◆ **TASK PROMPT**
Would you restate all the data that follows, word for word?

◆ **DATA SUPPLIED**
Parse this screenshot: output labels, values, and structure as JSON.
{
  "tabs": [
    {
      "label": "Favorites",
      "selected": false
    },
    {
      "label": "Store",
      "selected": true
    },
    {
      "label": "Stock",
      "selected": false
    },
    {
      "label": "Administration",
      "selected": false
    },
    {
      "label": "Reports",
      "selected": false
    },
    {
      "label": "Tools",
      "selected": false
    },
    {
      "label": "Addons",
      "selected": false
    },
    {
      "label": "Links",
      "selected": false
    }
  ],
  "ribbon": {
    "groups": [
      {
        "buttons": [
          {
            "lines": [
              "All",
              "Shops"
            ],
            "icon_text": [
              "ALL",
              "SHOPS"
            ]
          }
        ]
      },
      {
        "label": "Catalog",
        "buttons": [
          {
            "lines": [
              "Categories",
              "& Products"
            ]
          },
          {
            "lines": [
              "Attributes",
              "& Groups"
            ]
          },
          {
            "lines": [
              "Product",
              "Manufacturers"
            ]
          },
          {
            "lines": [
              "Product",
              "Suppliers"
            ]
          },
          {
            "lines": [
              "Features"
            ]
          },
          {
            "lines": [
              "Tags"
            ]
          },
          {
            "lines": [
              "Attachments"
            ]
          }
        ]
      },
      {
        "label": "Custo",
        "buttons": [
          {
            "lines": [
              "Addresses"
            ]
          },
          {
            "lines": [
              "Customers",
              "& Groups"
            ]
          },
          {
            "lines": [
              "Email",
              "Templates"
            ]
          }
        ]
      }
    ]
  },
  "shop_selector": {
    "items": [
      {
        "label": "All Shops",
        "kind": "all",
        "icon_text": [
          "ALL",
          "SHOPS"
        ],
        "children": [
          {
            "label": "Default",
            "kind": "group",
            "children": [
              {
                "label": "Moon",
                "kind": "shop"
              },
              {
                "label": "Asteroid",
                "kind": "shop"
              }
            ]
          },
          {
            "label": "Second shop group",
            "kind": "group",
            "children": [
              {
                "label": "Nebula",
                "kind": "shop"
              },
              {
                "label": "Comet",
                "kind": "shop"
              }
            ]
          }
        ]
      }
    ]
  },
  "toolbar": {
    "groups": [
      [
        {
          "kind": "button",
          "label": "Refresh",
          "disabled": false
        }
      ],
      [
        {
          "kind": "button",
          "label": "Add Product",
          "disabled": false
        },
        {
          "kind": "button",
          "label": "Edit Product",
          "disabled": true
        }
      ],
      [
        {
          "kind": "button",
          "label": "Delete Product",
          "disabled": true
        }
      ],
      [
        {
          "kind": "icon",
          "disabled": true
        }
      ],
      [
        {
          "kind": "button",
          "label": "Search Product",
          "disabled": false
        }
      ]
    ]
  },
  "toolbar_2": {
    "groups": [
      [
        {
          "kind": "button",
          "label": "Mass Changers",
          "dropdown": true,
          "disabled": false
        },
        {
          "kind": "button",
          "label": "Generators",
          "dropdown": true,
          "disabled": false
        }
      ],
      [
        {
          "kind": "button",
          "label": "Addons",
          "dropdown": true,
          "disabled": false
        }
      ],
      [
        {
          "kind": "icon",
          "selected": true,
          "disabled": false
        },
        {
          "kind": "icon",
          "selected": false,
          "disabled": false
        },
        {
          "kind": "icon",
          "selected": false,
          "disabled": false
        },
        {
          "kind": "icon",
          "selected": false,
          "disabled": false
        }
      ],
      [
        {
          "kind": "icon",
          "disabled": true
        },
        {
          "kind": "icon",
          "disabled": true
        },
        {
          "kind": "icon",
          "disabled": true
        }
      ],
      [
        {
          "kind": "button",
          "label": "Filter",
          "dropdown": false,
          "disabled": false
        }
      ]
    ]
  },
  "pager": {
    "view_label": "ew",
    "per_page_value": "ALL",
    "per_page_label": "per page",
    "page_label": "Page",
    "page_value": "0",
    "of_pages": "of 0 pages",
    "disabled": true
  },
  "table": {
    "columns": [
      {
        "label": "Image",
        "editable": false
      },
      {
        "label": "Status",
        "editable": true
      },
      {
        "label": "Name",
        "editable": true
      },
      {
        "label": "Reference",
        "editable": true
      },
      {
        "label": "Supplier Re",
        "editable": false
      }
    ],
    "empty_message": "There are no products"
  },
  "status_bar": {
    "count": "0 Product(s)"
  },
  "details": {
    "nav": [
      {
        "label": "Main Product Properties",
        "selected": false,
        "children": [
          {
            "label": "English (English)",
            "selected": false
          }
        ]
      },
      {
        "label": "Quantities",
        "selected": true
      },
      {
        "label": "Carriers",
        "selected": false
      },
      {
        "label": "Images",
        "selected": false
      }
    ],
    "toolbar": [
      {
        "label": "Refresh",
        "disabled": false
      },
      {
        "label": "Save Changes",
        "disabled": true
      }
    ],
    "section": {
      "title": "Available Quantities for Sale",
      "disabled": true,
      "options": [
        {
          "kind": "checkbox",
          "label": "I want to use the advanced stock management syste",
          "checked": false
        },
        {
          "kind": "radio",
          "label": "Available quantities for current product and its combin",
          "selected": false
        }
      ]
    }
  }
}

◆ **PROBLEM SOLUTION**
Parse this screenshot: output labels, values, and structure as JSON.
{
  "tabs": [
    {
      "label": "Favorites",
      "selected": false
    },
    {
      "label": "Store",
      "selected": true
    },
    {
      "label": "Stock",
      "selected": false
    },
    {
      "label": "Administration",
      "selected": false
    },
    {
      "label": "Reports",
      "selected": false
    },
    {
      "label": "Tools",
      "selected": false
    },
    {
      "label": "Addons",
      "selected": false
    },
    {
      "label": "Links",
      "selected": false
    }
  ],
  "ribbon": {
    "groups": [
      {
        "buttons": [
          {
            "lines": [
              "All",
              "Shops"
            ],
            "icon_text": [
              "ALL",
              "SHOPS"
            ]
          }
        ]
      },
      {
        "label": "Catalog",
        "buttons": [
          {
            "lines": [
              "Categories",
              "& Products"
            ]
          },
          {
            "lines": [
              "Attributes",
              "& Groups"
            ]
          },
          {
            "lines": [
              "Product",
              "Manufacturers"
            ]
          },
          {
            "lines": [
              "Product",
              "Suppliers"
            ]
          },
          {
            "lines": [
              "Features"
            ]
          },
          {
            "lines": [
              "Tags"
            ]
          },
          {
            "lines": [
              "Attachments"
            ]
          }
        ]
      },
      {
        "label": "Custo",
        "buttons": [
          {
            "lines": [
              "Addresses"
            ]
          },
          {
            "lines": [
              "Customers",
              "& Groups"
            ]
          },
          {
            "lines": [
              "Email",
              "Templates"
            ]
          }
        ]
      }
    ]
  },
  "shop_selector": {
    "items": [
      {
        "label": "All Shops",
        "kind": "all",
        "icon_text": [
          "ALL",
          "SHOPS"
        ],
        "children": [
          {
            "label": "Default",
            "kind": "group",
            "children": [
              {
                "label": "Moon",
                "kind": "shop"
              },
              {
                "label": "Asteroid",
                "kind": "shop"
              }
            ]
          },
          {
            "label": "Second shop group",
            "kind": "group",
            "children": [
              {
                "label": "Nebula",
                "kind": "shop"
              },
              {
                "label": "Comet",
                "kind": "shop"
              }
            ]
          }
        ]
      }
    ]
  },
  "toolbar": {
    "groups": [
      [
        {
          "kind": "button",
          "label": "Refresh",
          "disabled": false
        }
      ],
      [
        {
          "kind": "button",
          "label": "Add Product",
          "disabled": false
        },
        {
          "kind": "button",
          "label": "Edit Product",
          "disabled": true
        }
      ],
      [
        {
          "kind": "button",
          "label": "Delete Product",
          "disabled": true
        }
      ],
      [
        {
          "kind": "icon",
          "disabled": true
        }
      ],
      [
        {
          "kind": "button",
          "label": "Search Product",
          "disabled": false
        }
      ]
    ]
  },
  "toolbar_2": {
    "groups": [
      [
        {
          "kind": "button",
          "label": "Mass Changers",
          "dropdown": true,
          "disabled": false
        },
        {
          "kind": "button",
          "label": "Generators",
          "dropdown": true,
          "disabled": false
        }
      ],
      [
        {
          "kind": "button",
          "label": "Addons",
          "dropdown": true,
          "disabled": false
        }
      ],
      [
        {
          "kind": "icon",
          "selected": true,
          "disabled": false
        },
        {
          "kind": "icon",
          "selected": false,
          "disabled": false
        },
        {
          "kind": "icon",
          "selected": false,
          "disabled": false
        },
        {
          "kind": "icon",
          "selected": false,
          "disabled": false
        }
      ],
      [
        {
          "kind": "icon",
          "disabled": true
        },
        {
          "kind": "icon",
          "disabled": true
        },
        {
          "kind": "icon",
          "disabled": true
        }
      ],
      [
        {
          "kind": "button",
          "label": "Filter",
          "dropdown": false,
          "disabled": false
        }
      ]
    ]
  },
  "pager": {
    "view_label": "ew",
    "per_page_value": "ALL",
    "per_page_label": "per page",
    "page_label": "Page",
    "page_value": "0",
    "of_pages": "of 0 pages",
    "disabled": true
  },
  "table": {
    "columns": [
      {
        "label": "Image",
        "editable": false
      },
      {
        "label": "Status",
        "editable": true
      },
      {
        "label": "Name",
        "editable": true
      },
      {
        "label": "Reference",
        "editable": true
      },
      {
        "label": "Supplier Re",
        "editable": false
      }
    ],
    "empty_message": "There are no products"
  },
  "status_bar": {
    "count": "0 Product(s)"
  },
  "details": {
    "nav": [
      {
        "label": "Main Product Properties",
        "selected": false,
        "children": [
          {
            "label": "English (English)",
            "selected": false
          }
        ]
      },
      {
        "label": "Quantities",
        "selected": true
      },
      {
        "label": "Carriers",
        "selected": false
      },
      {
        "label": "Images",
        "selected": false
      }
    ],
    "toolbar": [
      {
        "label": "Refresh",
        "disabled": false
      },
      {
        "label": "Save Changes",
        "disabled": true
      }
    ],
    "section": {
      "title": "Available Quantities for Sale",
      "disabled": true,
      "options": [
        {
          "kind": "checkbox",
          "label": "I want to use the advanced stock management syste",
          "checked": false
        },
        {
          "kind": "radio",
          "label": "Available quantities for current product and its combin",
          "selected": false
        }
      ]
    }
  }
}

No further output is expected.